(Recorded data)
+---+

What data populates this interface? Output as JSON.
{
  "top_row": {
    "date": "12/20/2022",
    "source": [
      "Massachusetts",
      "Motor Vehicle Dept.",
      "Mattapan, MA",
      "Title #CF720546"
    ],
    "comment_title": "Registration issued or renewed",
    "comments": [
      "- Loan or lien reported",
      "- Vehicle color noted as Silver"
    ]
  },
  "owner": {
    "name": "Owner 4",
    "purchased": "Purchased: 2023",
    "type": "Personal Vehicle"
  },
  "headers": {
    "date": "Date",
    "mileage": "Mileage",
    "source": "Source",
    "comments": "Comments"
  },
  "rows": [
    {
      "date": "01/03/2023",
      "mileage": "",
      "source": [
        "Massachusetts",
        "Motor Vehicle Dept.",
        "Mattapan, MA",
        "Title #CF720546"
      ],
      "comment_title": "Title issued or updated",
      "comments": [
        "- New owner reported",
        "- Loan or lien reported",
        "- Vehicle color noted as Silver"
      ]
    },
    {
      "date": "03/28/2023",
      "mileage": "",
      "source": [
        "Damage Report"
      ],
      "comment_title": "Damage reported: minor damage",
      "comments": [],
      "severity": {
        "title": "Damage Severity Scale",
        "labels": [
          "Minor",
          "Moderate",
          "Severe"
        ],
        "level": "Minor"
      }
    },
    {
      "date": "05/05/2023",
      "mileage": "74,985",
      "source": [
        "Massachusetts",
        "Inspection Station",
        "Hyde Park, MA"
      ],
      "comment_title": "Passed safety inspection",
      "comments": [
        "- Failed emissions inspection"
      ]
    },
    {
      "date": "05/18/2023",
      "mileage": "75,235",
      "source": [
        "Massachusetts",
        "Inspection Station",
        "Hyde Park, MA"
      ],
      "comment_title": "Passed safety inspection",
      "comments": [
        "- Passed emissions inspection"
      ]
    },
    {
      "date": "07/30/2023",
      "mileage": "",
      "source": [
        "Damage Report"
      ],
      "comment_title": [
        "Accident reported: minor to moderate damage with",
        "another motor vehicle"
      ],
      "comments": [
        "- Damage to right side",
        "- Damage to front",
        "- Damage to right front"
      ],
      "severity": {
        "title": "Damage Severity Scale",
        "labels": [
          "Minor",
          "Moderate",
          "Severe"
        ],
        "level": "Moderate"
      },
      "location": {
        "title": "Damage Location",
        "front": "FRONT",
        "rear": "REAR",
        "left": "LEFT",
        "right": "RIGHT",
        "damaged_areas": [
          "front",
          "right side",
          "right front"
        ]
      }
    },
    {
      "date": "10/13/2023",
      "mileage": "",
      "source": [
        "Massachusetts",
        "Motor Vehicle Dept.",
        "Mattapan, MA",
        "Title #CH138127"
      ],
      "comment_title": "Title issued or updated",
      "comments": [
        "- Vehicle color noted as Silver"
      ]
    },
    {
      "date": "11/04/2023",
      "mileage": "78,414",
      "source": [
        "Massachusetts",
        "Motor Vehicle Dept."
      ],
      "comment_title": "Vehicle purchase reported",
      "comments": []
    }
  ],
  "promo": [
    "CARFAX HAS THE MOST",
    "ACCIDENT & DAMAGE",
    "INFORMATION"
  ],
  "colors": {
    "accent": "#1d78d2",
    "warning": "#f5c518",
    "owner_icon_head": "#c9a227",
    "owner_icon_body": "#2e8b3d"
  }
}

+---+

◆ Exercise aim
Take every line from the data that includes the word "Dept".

◆ Exercise solution
      "Motor Vehicle Dept.",
        "Motor Vehicle Dept.",
        "Motor Vehicle Dept.",
        "Motor Vehicle Dept."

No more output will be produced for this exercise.